“What would your good do if evil didn’t exist, and what would the earth look like if all the shadows disappeared?” Woland questions rhetorically in Bulgakov’s The Master and Margarita. The question pointedly implies that the categories of good and evil are subjective and that monsters, in whatever shape or form they come in, perhaps exist for a reason, if only as a counterweight to light.
Long before reading Bulgakov and contemplating the subjectivity of evil, I’ve been seriously addicted to all kinds of fictionalised monsters, whether those were obvious or subtle, truly evil or just confused. I blame my early (pre-Bulgakov) years during which I devoured whatever gory darkness I could get my hands on, the spookier the better. The Keep by F. Paul Wilson, Richard Donner’s Omen, An American Werewolf in London, and, of course, anything Stephen King (but particularly: Salem’s Lot and Pet Sematary). All of these continue to serve as my nightmare fuel even to this day.
Then I experienced the phenomenon that is Twin Peaks. I was fairly late into my teens then, but I was hooked for life because it was then that I had my first real taste of an ambiguous yet persistent kind of monster. There was no blood and gore in the eerie world David Lynch created in Twin Peaks, no mindless animal giving in to hunger and instinct. No, this was a methodical, determined darkness. Darkness with a plan. And I desperately wanted – needed – more of that. So, years on, I wrote my own version of this kind of darkness. The result was What The Woods Keep, my genre-bending contemporary dark fantasy YA debut.
The monsters of What The Woods Keep are like many-faced gods of old: depending on your perspective, on a certain slant of light, they may seem not that terrifying, maybe even reasonable. When they utter words, they speak to your heart; they appeal to your humanity before turning around and scaring your senseless.
When writing What The Woods Keep I had to dig deep into my mental trove of dark imagery to write what scares me – in hope that it has a similar effect on my readers. So I wrote my monsters razorblade smart and hell-bent on getting their way, but not all-powerful. I wrote them articulate but misunderstood, and also a little bit sad. I mean, do they want to be monsters? Do they really have a choice?

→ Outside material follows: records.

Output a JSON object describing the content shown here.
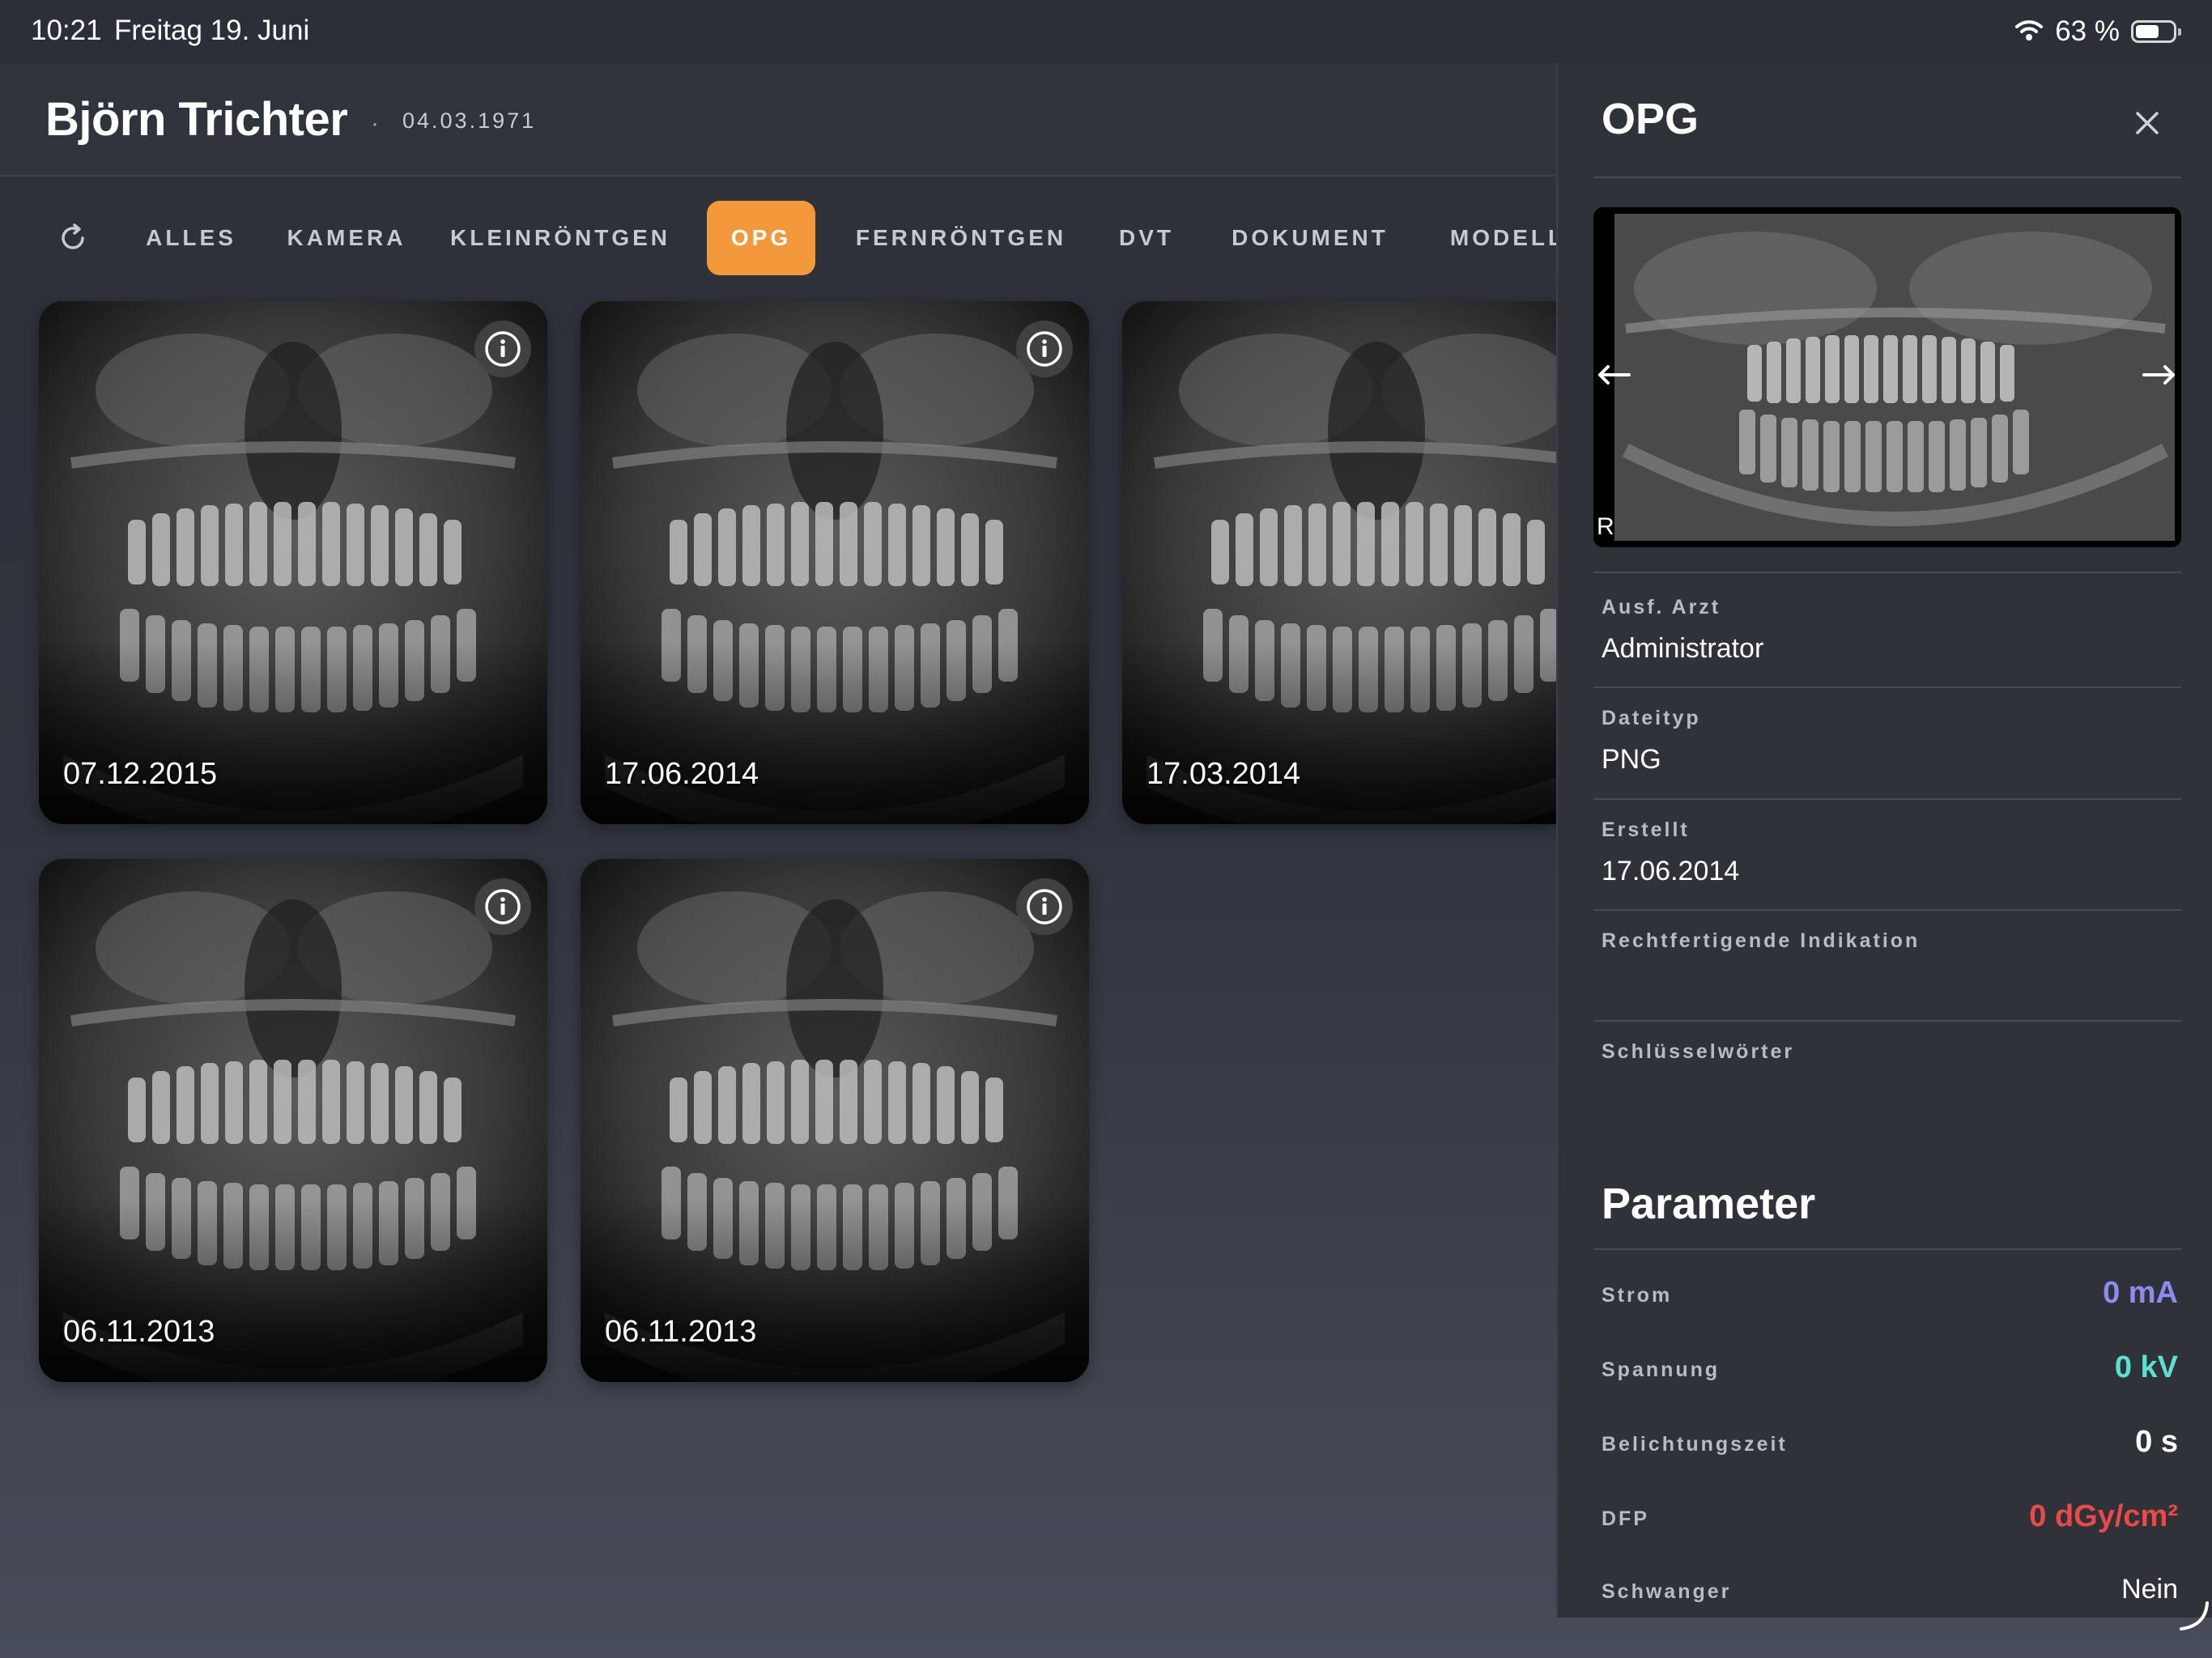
{
  "status_bar": {
    "time": "10:21",
    "date": "Freitag 19. Juni",
    "battery": "63 %",
    "battery_level": 0.63
  },
  "patient": {
    "name": "Björn Trichter",
    "separator": "·",
    "dob": "04.03.1971"
  },
  "tabs": [
    {
      "label": "ALLES",
      "active": false
    },
    {
      "label": "KAMERA",
      "active": false
    },
    {
      "label": "KLEINRÖNTGEN",
      "active": false
    },
    {
      "label": "OPG",
      "active": true
    },
    {
      "label": "FERNRÖNTGEN",
      "active": false
    },
    {
      "label": "DVT",
      "active": false
    },
    {
      "label": "DOKUMENT",
      "active": false
    },
    {
      "label": "MODELL",
      "active": false
    }
  ],
  "images": [
    {
      "date": "07.12.2015"
    },
    {
      "date": "17.06.2014"
    },
    {
      "date": "17.03.2014"
    },
    {
      "date": "06.11.2013"
    },
    {
      "date": "06.11.2013"
    }
  ],
  "panel": {
    "title": "OPG",
    "preview_marker": "R",
    "fields": [
      {
        "label": "Ausf. Arzt",
        "value": "Administrator"
      },
      {
        "label": "Dateityp",
        "value": "PNG"
      },
      {
        "label": "Erstellt",
        "value": "17.06.2014"
      },
      {
        "label": "Rechtfertigende Indikation",
        "value": ""
      },
      {
        "label": "Schlüsselwörter",
        "value": ""
      }
    ],
    "parameters_title": "Parameter",
    "parameters": [
      {
        "label": "Strom",
        "value": "0 mA",
        "color": "#8c8cf0"
      },
      {
        "label": "Spannung",
        "value": "0 kV",
        "color": "#5fe0cf"
      },
      {
        "label": "Belichtungszeit",
        "value": "0 s",
        "color": "#ffffff"
      },
      {
        "label": "DFP",
        "value": "0 dGy/cm²",
        "color": "#e84a4a"
      },
      {
        "label": "Schwanger",
        "value": "Nein",
        "color": "#ffffff"
      }
    ]
  },
  "colors": {
    "accent": "#f29a3b",
    "background": "#2c3039",
    "panel": "#2f3239"
  }
}
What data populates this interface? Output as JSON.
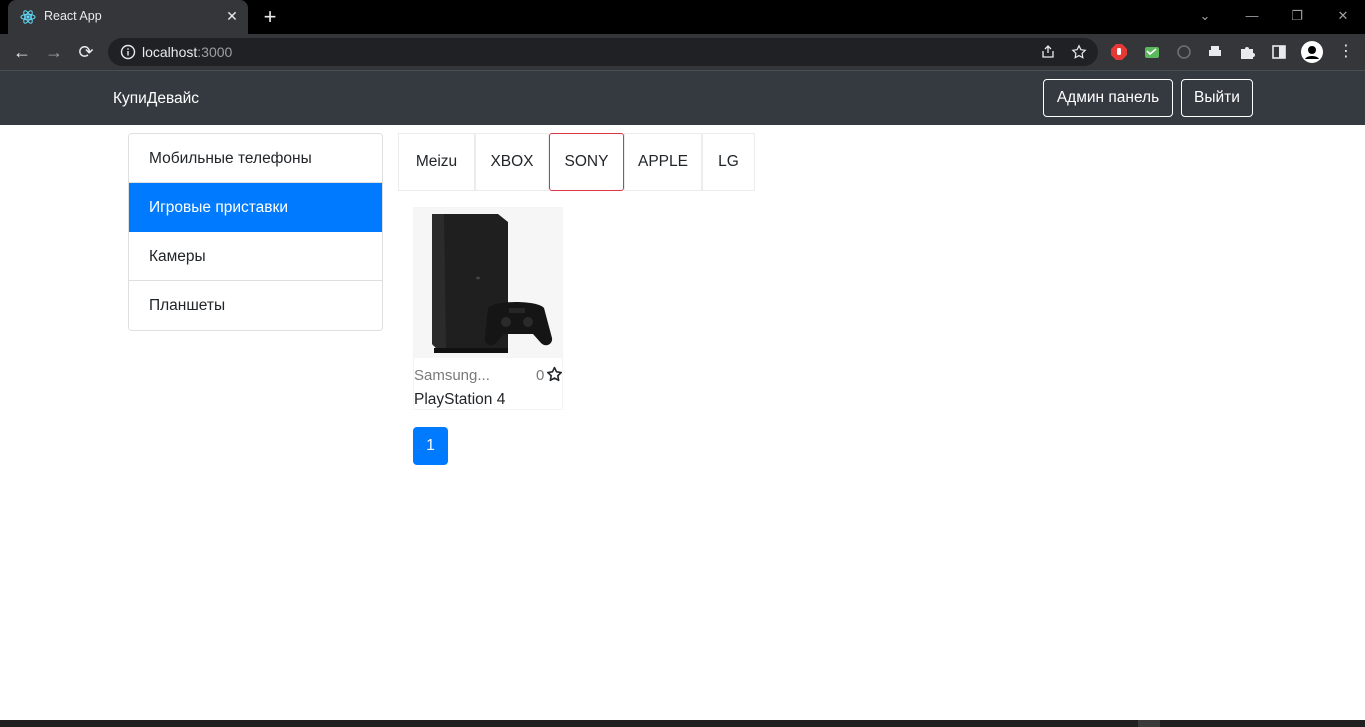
{
  "browser": {
    "tab_title": "React App",
    "url_host": "localhost",
    "url_port": ":3000"
  },
  "navbar": {
    "brand": "КупиДевайс",
    "admin_button": "Админ панель",
    "logout_button": "Выйти"
  },
  "types": {
    "items": [
      {
        "label": "Мобильные телефоны",
        "active": false
      },
      {
        "label": "Игровые приставки",
        "active": true
      },
      {
        "label": "Камеры",
        "active": false
      },
      {
        "label": "Планшеты",
        "active": false
      }
    ]
  },
  "brands": {
    "items": [
      {
        "label": "Meizu",
        "active": false
      },
      {
        "label": "XBOX",
        "active": false
      },
      {
        "label": "SONY",
        "active": true
      },
      {
        "label": "APPLE",
        "active": false
      },
      {
        "label": "LG",
        "active": false
      }
    ]
  },
  "devices": [
    {
      "brand": "Samsung...",
      "rating": "0",
      "name": "PlayStation 4"
    }
  ],
  "pagination": {
    "pages": [
      "1"
    ],
    "current": "1"
  },
  "colors": {
    "primary": "#007bff",
    "navbar_bg": "#343a40",
    "active_brand_border": "#dc3545"
  }
}
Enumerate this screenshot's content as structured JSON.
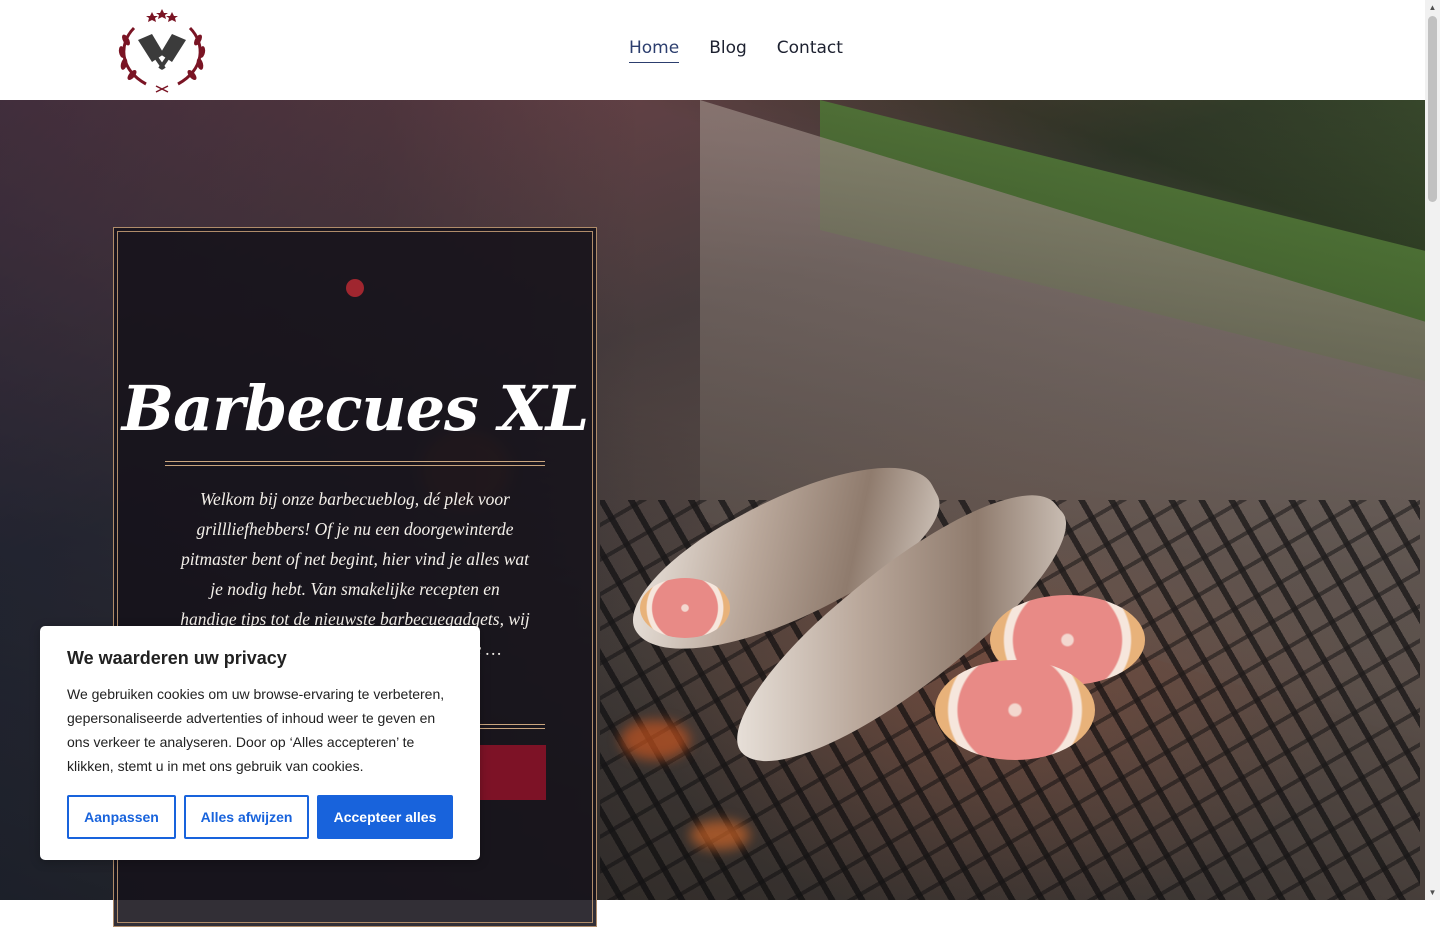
{
  "brand": {
    "logo_icon": "crossed-cleavers-laurel-icon",
    "accent": "#7d1226"
  },
  "nav": {
    "items": [
      {
        "label": "Home",
        "active": true
      },
      {
        "label": "Blog",
        "active": false
      },
      {
        "label": "Contact",
        "active": false
      }
    ]
  },
  "hero": {
    "title": "Barbecues XL",
    "intro": "Welkom bij onze barbecueblog, dé plek voor grillliefhebbers! Of je nu een doorgewinterde pitmaster bent of net begint, hier vind je alles wat je nodig hebt. Van smakelijke recepten en handige tips tot de nieuwste barbecuegadgets, wij helpen je om van elke grillsessie een te …",
    "cta_label": ""
  },
  "cookie": {
    "title": "We waarderen uw privacy",
    "body": "We gebruiken cookies om uw browse-ervaring te verbeteren, gepersonaliseerde advertenties of inhoud weer te geven en ons verkeer te analyseren. Door op ‘Alles accepteren’ te klikken, stemt u in met ons gebruik van cookies.",
    "customize_label": "Aanpassen",
    "reject_label": "Alles afwijzen",
    "accept_label": "Accepteer alles",
    "button_color": "#1863dc"
  }
}
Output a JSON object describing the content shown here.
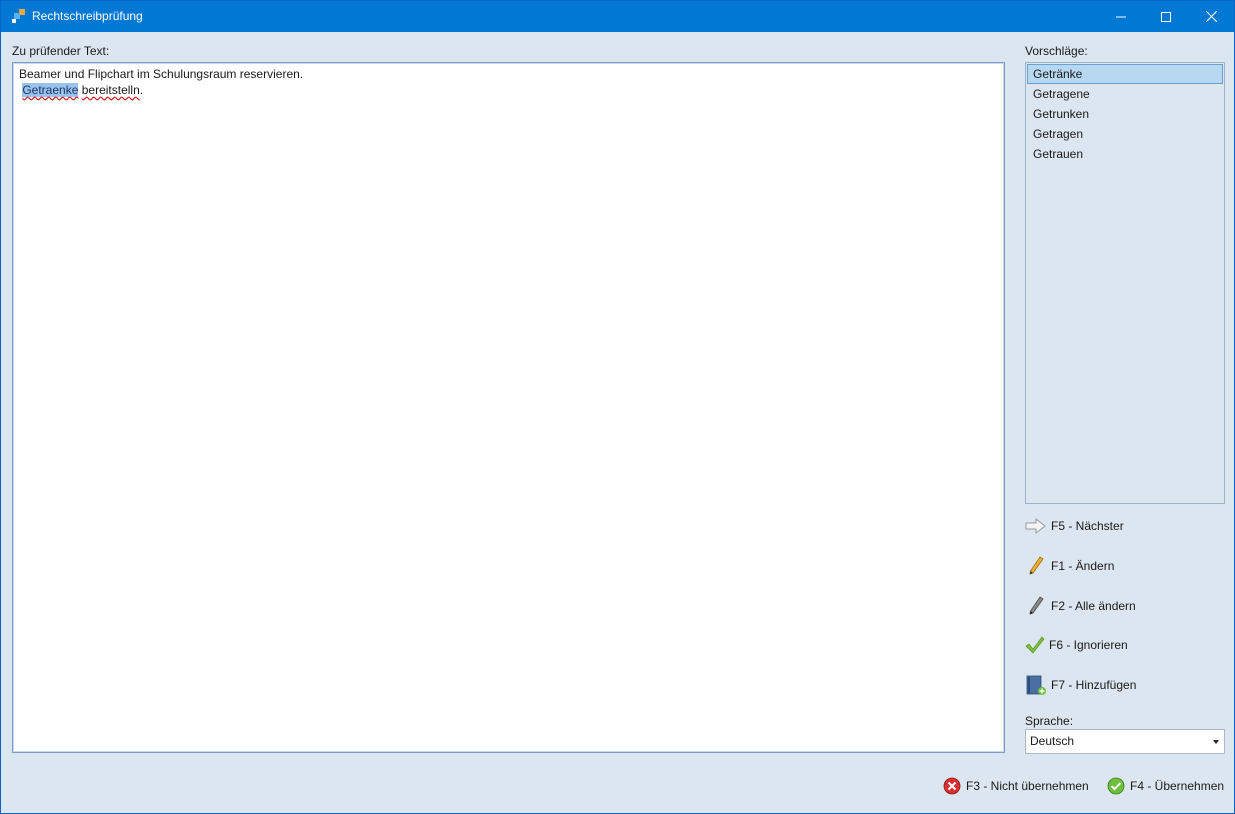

It’s not the definitive answer to these questions that makes for an interesting read though. It is rather the contemplation, the prolonged look into the mind of a so-called monster.
Because, if I were to dare and answer Woland’s aforementioned question of “What would your good do if evil didn’t exist, and what would the earth look like if all the shadows disappeared?” perhaps , I’d say, you’d fantasize about monsters.